┌──

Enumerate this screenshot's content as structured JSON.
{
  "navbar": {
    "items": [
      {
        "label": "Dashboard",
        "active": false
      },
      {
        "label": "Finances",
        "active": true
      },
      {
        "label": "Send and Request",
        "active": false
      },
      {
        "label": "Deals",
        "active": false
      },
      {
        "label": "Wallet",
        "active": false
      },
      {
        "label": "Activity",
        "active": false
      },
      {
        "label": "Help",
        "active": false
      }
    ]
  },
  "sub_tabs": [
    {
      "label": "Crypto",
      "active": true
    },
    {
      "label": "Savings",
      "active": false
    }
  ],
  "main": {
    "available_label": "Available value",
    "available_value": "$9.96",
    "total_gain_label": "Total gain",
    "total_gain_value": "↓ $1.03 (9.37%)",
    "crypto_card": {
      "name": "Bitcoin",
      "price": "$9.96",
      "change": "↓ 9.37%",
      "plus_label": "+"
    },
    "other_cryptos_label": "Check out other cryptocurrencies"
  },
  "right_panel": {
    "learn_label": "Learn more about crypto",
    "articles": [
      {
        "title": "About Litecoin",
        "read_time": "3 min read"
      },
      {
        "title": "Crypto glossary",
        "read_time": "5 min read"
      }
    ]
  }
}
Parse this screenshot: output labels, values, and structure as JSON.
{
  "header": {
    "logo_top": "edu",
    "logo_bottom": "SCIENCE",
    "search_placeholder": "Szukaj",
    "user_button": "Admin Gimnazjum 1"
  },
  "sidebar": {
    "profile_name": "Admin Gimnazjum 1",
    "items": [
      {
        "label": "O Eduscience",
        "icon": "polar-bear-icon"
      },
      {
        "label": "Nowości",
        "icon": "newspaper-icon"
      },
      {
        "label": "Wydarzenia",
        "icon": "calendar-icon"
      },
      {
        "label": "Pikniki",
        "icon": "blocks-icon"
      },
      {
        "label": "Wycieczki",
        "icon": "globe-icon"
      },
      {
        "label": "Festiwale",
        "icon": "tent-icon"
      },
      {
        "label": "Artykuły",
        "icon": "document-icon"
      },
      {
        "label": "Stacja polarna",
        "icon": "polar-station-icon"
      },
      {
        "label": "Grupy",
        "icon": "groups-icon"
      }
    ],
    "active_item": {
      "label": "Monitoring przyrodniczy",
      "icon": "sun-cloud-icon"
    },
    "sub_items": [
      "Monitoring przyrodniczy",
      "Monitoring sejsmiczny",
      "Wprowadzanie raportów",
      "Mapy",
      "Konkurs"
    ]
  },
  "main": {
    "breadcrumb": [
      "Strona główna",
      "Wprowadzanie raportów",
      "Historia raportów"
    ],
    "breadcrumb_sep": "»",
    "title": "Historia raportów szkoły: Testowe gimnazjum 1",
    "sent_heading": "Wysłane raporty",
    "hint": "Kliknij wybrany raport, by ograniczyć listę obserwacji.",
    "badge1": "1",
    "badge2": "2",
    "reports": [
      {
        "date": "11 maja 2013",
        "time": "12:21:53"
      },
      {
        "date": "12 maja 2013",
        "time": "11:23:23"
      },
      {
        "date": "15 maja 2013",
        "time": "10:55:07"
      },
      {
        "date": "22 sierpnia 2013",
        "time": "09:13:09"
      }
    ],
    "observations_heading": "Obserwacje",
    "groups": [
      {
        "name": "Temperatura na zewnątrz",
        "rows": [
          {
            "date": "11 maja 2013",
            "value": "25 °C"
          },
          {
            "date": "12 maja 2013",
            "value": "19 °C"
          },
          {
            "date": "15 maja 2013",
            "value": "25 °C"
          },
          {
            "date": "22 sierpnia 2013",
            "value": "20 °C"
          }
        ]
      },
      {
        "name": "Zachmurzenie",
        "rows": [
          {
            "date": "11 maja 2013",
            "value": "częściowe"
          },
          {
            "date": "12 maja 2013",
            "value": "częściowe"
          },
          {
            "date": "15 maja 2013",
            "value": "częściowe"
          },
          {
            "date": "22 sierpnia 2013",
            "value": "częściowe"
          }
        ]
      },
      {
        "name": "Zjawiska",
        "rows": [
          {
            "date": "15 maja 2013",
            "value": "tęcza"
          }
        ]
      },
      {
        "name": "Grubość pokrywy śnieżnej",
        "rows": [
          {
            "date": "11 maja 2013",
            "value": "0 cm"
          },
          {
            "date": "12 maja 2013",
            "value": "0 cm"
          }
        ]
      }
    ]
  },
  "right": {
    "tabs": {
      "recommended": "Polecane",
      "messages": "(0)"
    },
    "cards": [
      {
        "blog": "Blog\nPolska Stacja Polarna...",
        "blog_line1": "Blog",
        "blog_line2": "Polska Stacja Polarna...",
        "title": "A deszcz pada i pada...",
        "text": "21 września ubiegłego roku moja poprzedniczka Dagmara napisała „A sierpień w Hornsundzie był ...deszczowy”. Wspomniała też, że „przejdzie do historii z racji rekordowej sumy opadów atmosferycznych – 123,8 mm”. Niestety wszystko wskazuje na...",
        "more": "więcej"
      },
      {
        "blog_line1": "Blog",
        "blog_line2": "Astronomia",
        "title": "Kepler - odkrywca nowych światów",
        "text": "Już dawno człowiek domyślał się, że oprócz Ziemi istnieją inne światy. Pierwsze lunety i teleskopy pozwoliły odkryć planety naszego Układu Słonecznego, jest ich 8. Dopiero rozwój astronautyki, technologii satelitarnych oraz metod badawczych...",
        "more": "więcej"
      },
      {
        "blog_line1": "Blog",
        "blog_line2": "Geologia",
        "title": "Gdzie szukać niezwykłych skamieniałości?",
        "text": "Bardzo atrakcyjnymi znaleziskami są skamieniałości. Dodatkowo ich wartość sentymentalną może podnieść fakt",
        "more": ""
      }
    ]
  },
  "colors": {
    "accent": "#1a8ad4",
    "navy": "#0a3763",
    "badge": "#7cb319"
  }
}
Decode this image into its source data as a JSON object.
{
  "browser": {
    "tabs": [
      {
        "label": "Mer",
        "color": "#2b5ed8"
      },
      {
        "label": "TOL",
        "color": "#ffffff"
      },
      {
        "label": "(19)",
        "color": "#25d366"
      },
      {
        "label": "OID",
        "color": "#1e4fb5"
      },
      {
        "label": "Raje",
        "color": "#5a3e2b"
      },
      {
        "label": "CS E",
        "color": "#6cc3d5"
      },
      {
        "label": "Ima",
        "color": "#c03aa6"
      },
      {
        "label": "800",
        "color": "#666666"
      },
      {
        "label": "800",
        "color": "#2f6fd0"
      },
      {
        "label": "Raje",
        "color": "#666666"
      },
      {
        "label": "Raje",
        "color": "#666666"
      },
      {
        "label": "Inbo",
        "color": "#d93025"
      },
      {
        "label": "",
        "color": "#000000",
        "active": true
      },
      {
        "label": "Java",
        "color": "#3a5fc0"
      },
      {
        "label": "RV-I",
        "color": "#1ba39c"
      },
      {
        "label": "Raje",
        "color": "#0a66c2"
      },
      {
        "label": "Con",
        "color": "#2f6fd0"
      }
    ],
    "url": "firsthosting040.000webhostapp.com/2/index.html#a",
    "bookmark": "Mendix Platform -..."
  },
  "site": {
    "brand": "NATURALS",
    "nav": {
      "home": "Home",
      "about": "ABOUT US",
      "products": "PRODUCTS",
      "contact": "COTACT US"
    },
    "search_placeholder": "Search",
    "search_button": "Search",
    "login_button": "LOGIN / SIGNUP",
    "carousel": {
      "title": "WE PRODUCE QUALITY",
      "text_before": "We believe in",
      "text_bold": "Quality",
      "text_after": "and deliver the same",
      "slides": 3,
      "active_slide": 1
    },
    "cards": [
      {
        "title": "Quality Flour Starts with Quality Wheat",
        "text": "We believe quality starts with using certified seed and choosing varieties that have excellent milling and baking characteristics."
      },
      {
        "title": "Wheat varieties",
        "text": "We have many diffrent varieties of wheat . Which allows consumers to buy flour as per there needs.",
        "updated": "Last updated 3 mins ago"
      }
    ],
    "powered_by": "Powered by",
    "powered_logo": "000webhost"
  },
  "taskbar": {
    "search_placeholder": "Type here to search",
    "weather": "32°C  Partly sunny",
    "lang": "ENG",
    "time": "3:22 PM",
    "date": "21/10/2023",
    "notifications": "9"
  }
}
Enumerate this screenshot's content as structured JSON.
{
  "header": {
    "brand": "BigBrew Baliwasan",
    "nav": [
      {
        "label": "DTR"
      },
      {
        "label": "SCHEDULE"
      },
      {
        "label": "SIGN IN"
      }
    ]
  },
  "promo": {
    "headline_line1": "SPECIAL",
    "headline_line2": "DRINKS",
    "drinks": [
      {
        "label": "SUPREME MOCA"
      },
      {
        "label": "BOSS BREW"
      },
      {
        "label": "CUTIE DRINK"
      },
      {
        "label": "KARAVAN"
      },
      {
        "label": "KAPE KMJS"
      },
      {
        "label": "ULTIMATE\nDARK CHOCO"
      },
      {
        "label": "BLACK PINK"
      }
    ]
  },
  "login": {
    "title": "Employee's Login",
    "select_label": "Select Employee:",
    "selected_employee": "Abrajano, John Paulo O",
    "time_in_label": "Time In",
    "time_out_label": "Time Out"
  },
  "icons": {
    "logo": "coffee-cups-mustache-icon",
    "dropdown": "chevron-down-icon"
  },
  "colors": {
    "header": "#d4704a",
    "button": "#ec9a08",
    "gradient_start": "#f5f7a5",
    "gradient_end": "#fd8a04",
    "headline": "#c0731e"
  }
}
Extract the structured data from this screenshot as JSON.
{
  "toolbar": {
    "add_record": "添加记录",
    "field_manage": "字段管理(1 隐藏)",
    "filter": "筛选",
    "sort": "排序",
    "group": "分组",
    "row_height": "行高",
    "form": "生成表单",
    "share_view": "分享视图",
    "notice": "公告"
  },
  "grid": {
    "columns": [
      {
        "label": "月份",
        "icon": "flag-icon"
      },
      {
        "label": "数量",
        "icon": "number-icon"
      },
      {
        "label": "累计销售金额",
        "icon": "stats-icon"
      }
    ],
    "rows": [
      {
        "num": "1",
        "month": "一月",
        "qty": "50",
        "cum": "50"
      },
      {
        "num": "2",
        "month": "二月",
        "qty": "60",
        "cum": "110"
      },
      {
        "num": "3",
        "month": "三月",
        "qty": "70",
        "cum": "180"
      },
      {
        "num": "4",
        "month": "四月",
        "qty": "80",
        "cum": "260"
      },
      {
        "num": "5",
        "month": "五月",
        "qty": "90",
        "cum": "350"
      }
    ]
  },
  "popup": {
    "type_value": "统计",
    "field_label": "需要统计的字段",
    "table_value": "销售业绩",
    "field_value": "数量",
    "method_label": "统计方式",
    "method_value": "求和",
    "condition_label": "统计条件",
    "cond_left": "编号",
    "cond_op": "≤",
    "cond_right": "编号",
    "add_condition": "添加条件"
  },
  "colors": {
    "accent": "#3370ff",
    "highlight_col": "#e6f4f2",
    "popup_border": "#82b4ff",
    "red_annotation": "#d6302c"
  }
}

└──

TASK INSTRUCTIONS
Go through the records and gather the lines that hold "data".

SOLUTION FOR THIS PROBLEM
Decode this image into its source data as a JSON object.
Extract the structured data from this screenshot as JSON.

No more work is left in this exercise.